The Opiate Prescribing in Workers’ Compensation session at the California Workers’ Comp & Risk Conference in Dana Point offered some bold statements – opioids are not just a workers’ comp problem, they are a societal problem, and it is going to take us a decade to get out of this problem, starting with the doctor.
Panelists included Roman Kownacki, MD, MPH, Medical Director, Occupational Health at Kaiser Permanente and Patti Williams, Risk Manager at City of Huntington Beach.
Prescription frequency still varies widely by state. Studies show that California is one of the lowest prescribers of opioids. This subject is getting much more attention in the medical and workers’ compensation communities, with many associations revising guidelines related to it. In fact, the California Medical Board is currently drafting new guidelines that are scheduled for implementation in 2015.
Changes are also being made in the retail and political landscape. For instance, pharmacys are changing how they accept prescriptions from physicians by following up to confirm diagnosis and if the prescription is appropriate as a result. Improvement is being seen in states that have enacted these changes. In addition, the FDA and DEA are starting to get involved by reclassifying certain medications by class by weighing the potential for abuse versus medical benefit.
Finally, more and more activist groups are emerging. Notable groups are the Physicians for Responsible Opioid Prescribing (PROP) and the National Coalition Against Presecription Drug Abuse (NCA).

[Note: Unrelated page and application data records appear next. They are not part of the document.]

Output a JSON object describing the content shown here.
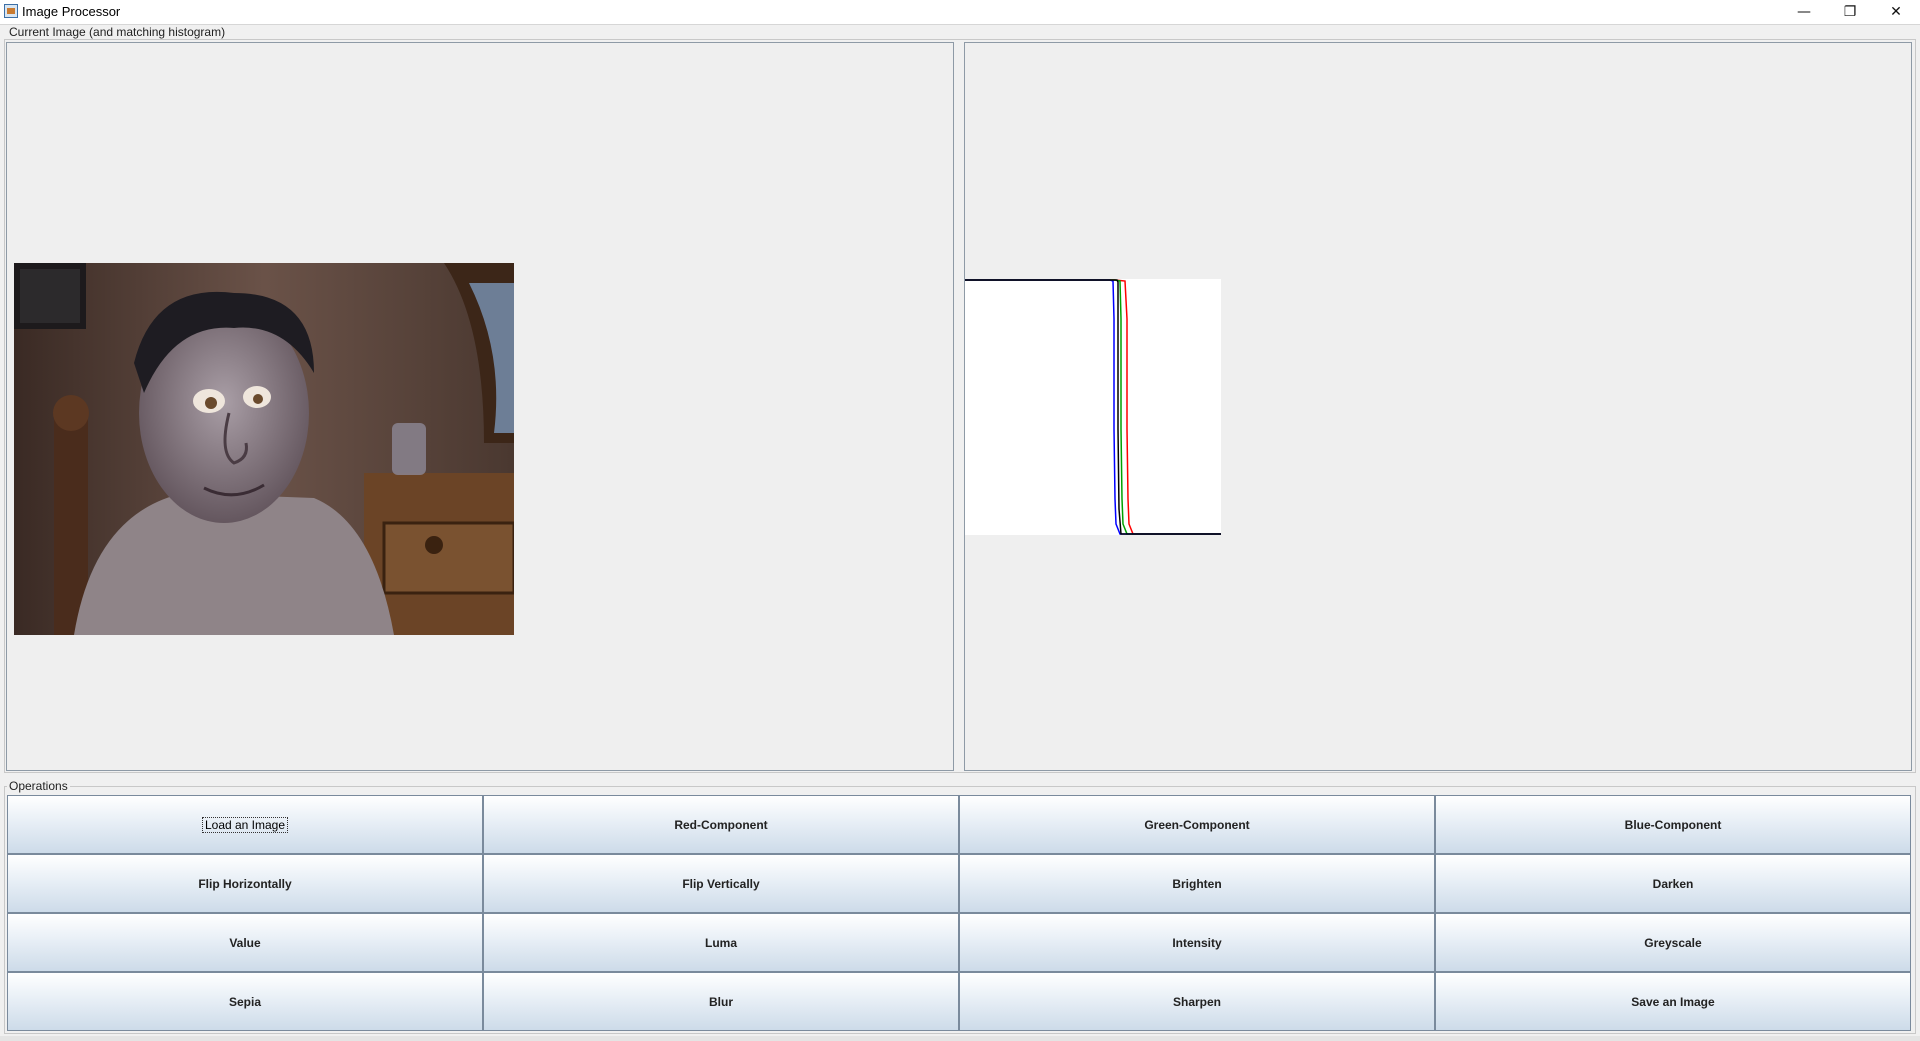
{
  "window": {
    "title": "Image Processor",
    "minimize_glyph": "—",
    "maximize_glyph": "❐",
    "close_glyph": "✕"
  },
  "image_group": {
    "title": "Current Image (and matching histogram)"
  },
  "operations": {
    "title": "Operations",
    "buttons": [
      "Load an Image",
      "Red-Component",
      "Green-Component",
      "Blue-Component",
      "Flip Horizontally",
      "Flip Vertically",
      "Brighten",
      "Darken",
      "Value",
      "Luma",
      "Intensity",
      "Greyscale",
      "Sepia",
      "Blur",
      "Sharpen",
      "Save an Image"
    ]
  },
  "icons": {
    "app": "java-app-icon",
    "minimize": "minimize-icon",
    "maximize": "restore-icon",
    "close": "close-icon"
  },
  "colors": {
    "histogram_red": "#ff0000",
    "histogram_green": "#00a000",
    "histogram_blue": "#0000ff",
    "histogram_black": "#000000"
  }
}
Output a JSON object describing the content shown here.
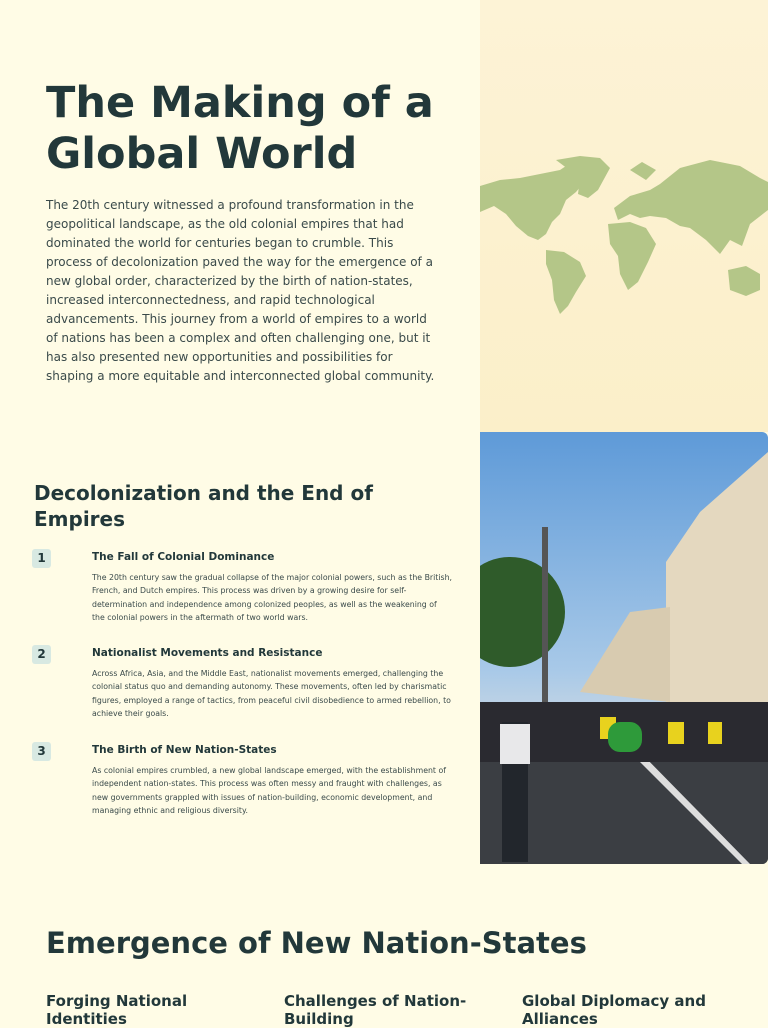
{
  "hero": {
    "title": "The Making of a Global World",
    "text": "The 20th century witnessed a profound transformation in the geopolitical landscape, as the old colonial empires that had dominated the world for centuries began to crumble. This process of decolonization paved the way for the emergence of a new global order, characterized by the birth of nation-states, increased interconnectedness, and rapid technological advancements. This journey from a world of empires to a world of nations has been a complex and often challenging one, but it has also presented new opportunities and possibilities for shaping a more equitable and interconnected global community."
  },
  "decolonization": {
    "title": "Decolonization and the End of Empires",
    "items": [
      {
        "num": "1",
        "title": "The Fall of Colonial Dominance",
        "text": "The 20th century saw the gradual collapse of the major colonial powers, such as the British, French, and Dutch empires. This process was driven by a growing desire for self-determination and independence among colonized peoples, as well as the weakening of the colonial powers in the aftermath of two world wars."
      },
      {
        "num": "2",
        "title": "Nationalist Movements and Resistance",
        "text": "Across Africa, Asia, and the Middle East, nationalist movements emerged, challenging the colonial status quo and demanding autonomy. These movements, often led by charismatic figures, employed a range of tactics, from peaceful civil disobedience to armed rebellion, to achieve their goals."
      },
      {
        "num": "3",
        "title": "The Birth of New Nation-States",
        "text": "As colonial empires crumbled, a new global landscape emerged, with the establishment of independent nation-states. This process was often messy and fraught with challenges, as new governments grappled with issues of nation-building, economic development, and managing ethnic and religious diversity."
      }
    ]
  },
  "emergence": {
    "title": "Emergence of New Nation-States",
    "columns": [
      "Forging National Identities",
      "Challenges of Nation-Building",
      "Global Diplomacy and Alliances"
    ]
  },
  "colors": {
    "background": "#fffce6",
    "text": "#22383a",
    "map_land": "#b4c688",
    "badge": "#d8e9e2"
  }
}
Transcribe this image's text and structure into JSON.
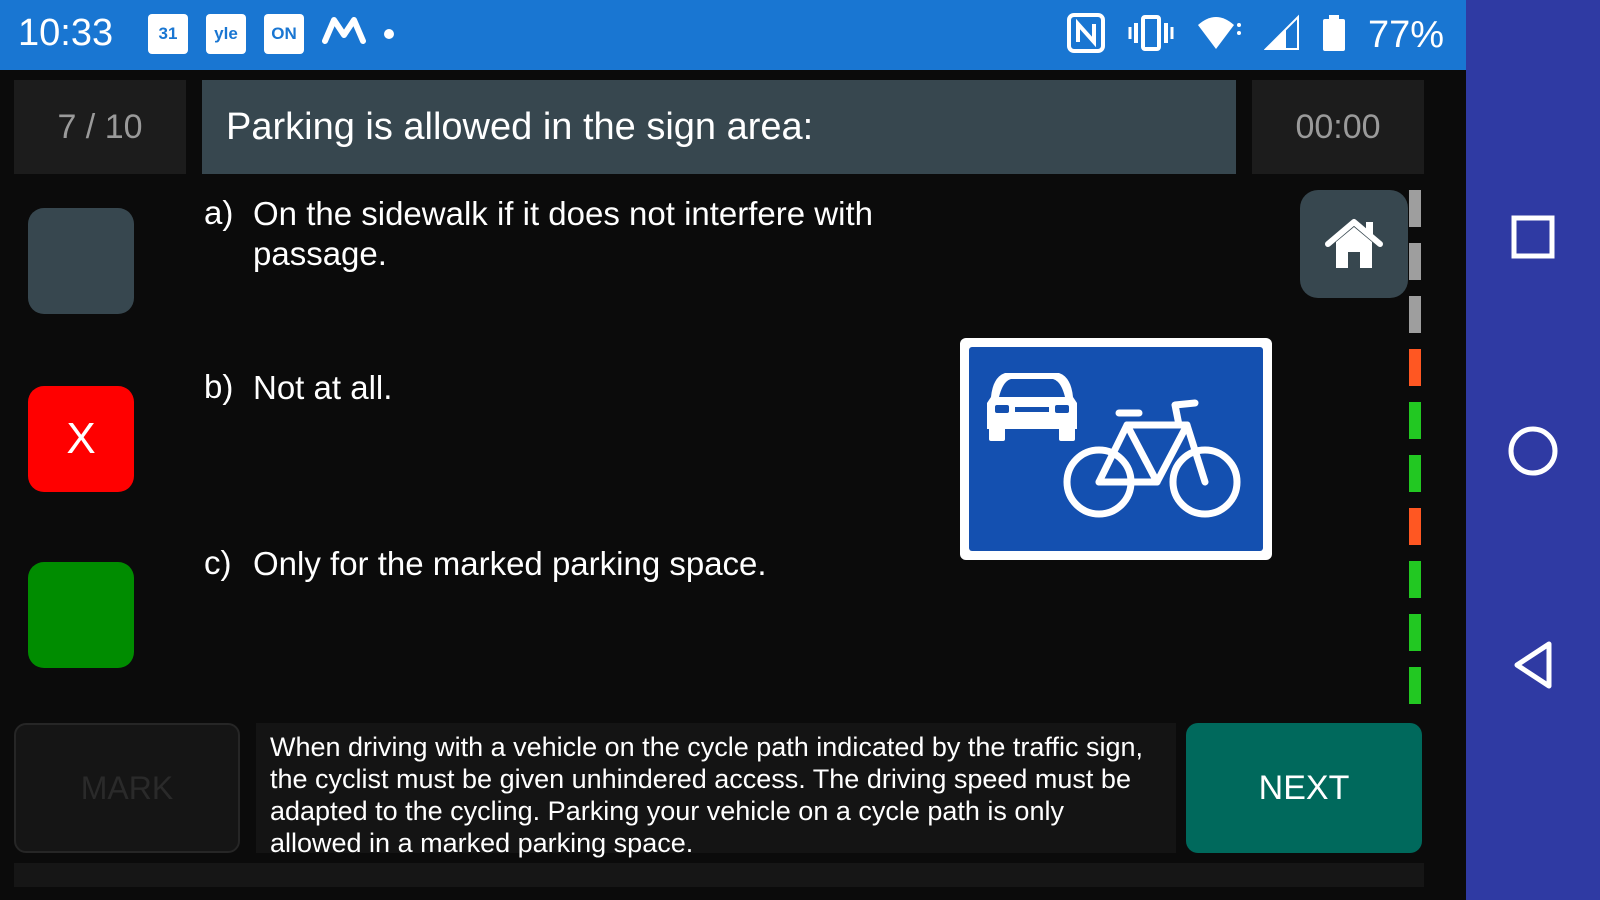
{
  "status_bar": {
    "time": "10:33",
    "notification_icons": [
      {
        "name": "calendar-icon",
        "text": "31"
      },
      {
        "name": "yle-icon",
        "text": "yle"
      },
      {
        "name": "news-app-icon",
        "text": "ON"
      }
    ],
    "system_icons": [
      "nfc-icon",
      "vibrate-icon",
      "wifi-icon",
      "signal-icon",
      "battery-icon"
    ],
    "battery_percent": "77%"
  },
  "quiz": {
    "counter": "7 / 10",
    "question": "Parking is allowed in the sign area:",
    "timer": "00:00",
    "answers": [
      {
        "letter": "a)",
        "text": "On the sidewalk if it does not interfere with passage.",
        "state": "neutral"
      },
      {
        "letter": "b)",
        "text": "Not at all.",
        "state": "wrong",
        "mark": "X"
      },
      {
        "letter": "c)",
        "text": "Only for the marked parking space.",
        "state": "correct"
      }
    ],
    "sign_image": "car-and-bicycle-sign-icon",
    "progress": [
      "gray",
      "gray",
      "gray",
      "orange",
      "green",
      "green",
      "orange",
      "green",
      "green",
      "green"
    ],
    "mark_label": "MARK",
    "explanation": "When driving with a vehicle on the cycle path indicated by the traffic sign, the cyclist must be given unhindered access. The driving speed must be adapted to the cycling. Parking your vehicle on a cycle path is only allowed in a marked parking space.",
    "next_label": "NEXT"
  },
  "colors": {
    "status_bar": "#1976d2",
    "nav_bar": "#2f3aa3",
    "question_bg": "#37474f",
    "neutral": "#37474f",
    "wrong": "#ff0000",
    "correct": "#008c00",
    "next": "#00695c",
    "progress_gray": "#9e9e9e",
    "progress_orange": "#ff5722",
    "progress_green": "#22c822",
    "sign_blue": "#1450b0"
  }
}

Opioid abuse still remains a major problem in the workers’ compenation area. Why is that? One panelist suggested that employers do not experience these cases regularly, so it is “out of sight, out of mind” until one surfaces. When that occurs, it is often too late. Because of this, the panel stressed the need for early intervention and monitoring. If you have a managed care program, it should be their responsiblity to monitor this for the employer, but the employer must give them perameters.
Another issue is the new guidelines, themselves. There will be a large variety of them out there – some that parallel each other and some that contradict – so which guidelines do the physicians follow to avoid potential addiction?
The panel cited two statistics:
• 1% of physicians are prescribing 33% of opioids.
• 10% of physicians are prescribing 80% of all the opioids.
What was once voluntary is slowly becoming madatory, but will mandates make a difference? This group, more than most, must be given guidelines and processes to adhere to.
Finally, the panel pointed out that heroin as a replacement for opioids is becoming a major problem and should be on everyone’s radar because opioids are often a gateway drug to heroin. There has been an 80% increase in heroin use over last year, alone. It is moving from the inner city to the suburbs and is a much cheaper alternative that is easier to obtain.
Opioids can be very helpful to manage extreme pain on the short term. The panel cited that the absolute goal is to ensure appropriate prescribing of opioids to injured workers and avoid unintended results. To do this, physicians must be aware. They must descrease the migration from acute use to chronic use in addition to planning for long-term management of abusive cases and know how to address them. They agreed that the pendulum is shifting and are optimistic that the positive signs for change are here.